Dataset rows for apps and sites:
☆ ☆ ☆ ☆

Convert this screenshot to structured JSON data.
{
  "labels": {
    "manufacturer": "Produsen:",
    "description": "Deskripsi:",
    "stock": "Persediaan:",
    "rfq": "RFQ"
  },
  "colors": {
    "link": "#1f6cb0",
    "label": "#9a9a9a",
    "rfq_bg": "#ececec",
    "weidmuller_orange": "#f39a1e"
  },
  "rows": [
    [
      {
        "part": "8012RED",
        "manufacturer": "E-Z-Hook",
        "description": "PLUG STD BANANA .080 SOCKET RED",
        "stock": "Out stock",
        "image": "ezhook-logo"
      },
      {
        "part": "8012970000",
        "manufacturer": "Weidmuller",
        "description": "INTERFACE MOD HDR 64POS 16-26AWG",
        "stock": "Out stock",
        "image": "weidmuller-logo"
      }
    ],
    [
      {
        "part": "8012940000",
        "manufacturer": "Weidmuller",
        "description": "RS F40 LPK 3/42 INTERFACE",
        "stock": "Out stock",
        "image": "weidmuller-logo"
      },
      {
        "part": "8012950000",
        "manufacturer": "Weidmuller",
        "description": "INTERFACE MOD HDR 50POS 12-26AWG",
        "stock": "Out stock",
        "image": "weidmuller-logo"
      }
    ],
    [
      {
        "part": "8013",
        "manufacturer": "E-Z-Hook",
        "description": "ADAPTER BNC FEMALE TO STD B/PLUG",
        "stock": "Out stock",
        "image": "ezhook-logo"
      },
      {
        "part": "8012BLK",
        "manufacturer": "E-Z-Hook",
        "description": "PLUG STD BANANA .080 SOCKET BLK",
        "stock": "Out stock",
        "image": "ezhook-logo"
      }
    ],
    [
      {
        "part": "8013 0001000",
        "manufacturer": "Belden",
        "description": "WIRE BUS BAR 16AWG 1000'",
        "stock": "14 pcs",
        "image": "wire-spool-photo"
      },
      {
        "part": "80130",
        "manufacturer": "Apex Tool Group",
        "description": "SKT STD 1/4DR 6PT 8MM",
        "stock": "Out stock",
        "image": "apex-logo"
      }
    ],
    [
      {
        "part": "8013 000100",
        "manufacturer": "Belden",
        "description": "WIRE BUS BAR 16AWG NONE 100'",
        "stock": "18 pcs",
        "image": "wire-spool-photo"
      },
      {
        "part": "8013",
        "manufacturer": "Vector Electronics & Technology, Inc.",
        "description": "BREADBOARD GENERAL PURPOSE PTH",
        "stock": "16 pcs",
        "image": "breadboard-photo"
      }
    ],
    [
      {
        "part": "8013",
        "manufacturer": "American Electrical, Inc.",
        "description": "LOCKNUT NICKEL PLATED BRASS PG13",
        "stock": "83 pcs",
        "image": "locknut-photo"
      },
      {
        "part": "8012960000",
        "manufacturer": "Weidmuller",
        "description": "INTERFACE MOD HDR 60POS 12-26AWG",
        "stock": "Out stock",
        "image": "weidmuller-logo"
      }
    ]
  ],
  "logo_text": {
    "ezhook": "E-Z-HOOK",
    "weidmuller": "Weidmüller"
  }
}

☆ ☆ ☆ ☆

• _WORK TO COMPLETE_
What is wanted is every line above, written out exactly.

• _ANSWER BELOW_
Convert this screenshot to structured JSON data.
{
  "labels": {
    "manufacturer": "Produsen:",
    "description": "Deskripsi:",
    "stock": "Persediaan:",
    "rfq": "RFQ"
  },
  "colors": {
    "link": "#1f6cb0",
    "label": "#9a9a9a",
    "rfq_bg": "#ececec",
    "weidmuller_orange": "#f39a1e"
  },
  "rows": [
    [
      {
        "part": "8012RED",
        "manufacturer": "E-Z-Hook",
        "description": "PLUG STD BANANA .080 SOCKET RED",
        "stock": "Out stock",
        "image": "ezhook-logo"
      },
      {
        "part": "8012970000",
        "manufacturer": "Weidmuller",
        "description": "INTERFACE MOD HDR 64POS 16-26AWG",
        "stock": "Out stock",
        "image": "weidmuller-logo"
      }
    ],
    [
      {
        "part": "8012940000",
        "manufacturer": "Weidmuller",
        "description": "RS F40 LPK 3/42 INTERFACE",
        "stock": "Out stock",
        "image": "weidmuller-logo"
      },
      {
        "part": "8012950000",
        "manufacturer": "Weidmuller",
        "description": "INTERFACE MOD HDR 50POS 12-26AWG",
        "stock": "Out stock",
        "image": "weidmuller-logo"
      }
    ],
    [
      {
        "part": "8013",
        "manufacturer": "E-Z-Hook",
        "description": "ADAPTER BNC FEMALE TO STD B/PLUG",
        "stock": "Out stock",
        "image": "ezhook-logo"
      },
      {
        "part": "8012BLK",
        "manufacturer": "E-Z-Hook",
        "description": "PLUG STD BANANA .080 SOCKET BLK",
        "stock": "Out stock",
        "image": "ezhook-logo"
      }
    ],
    [
      {
        "part": "8013 0001000",
        "manufacturer": "Belden",
        "description": "WIRE BUS BAR 16AWG 1000'",
        "stock": "14 pcs",
        "image": "wire-spool-photo"
      },
      {
        "part": "80130",
        "manufacturer": "Apex Tool Group",
        "description": "SKT STD 1/4DR 6PT 8MM",
        "stock": "Out stock",
        "image": "apex-logo"
      }
    ],
    [
      {
        "part": "8013 000100",
        "manufacturer": "Belden",
        "description": "WIRE BUS BAR 16AWG NONE 100'",
        "stock": "18 pcs",
        "image": "wire-spool-photo"
      },
      {
        "part": "8013",
        "manufacturer": "Vector Electronics & Technology, Inc.",
        "description": "BREADBOARD GENERAL PURPOSE PTH",
        "stock": "16 pcs",
        "image": "breadboard-photo"
      }
    ],
    [
      {
        "part": "8013",
        "manufacturer": "American Electrical, Inc.",
        "description": "LOCKNUT NICKEL PLATED BRASS PG13",
        "stock": "83 pcs",
        "image": "locknut-photo"
      },
      {
        "part": "8012960000",
        "manufacturer": "Weidmuller",
        "description": "INTERFACE MOD HDR 60POS 12-26AWG",
        "stock": "Out stock",
        "image": "weidmuller-logo"
      }
    ]
  ],
  "logo_text": {
    "ezhook": "E-Z-HOOK",
    "weidmuller": "Weidmüller"
  }
}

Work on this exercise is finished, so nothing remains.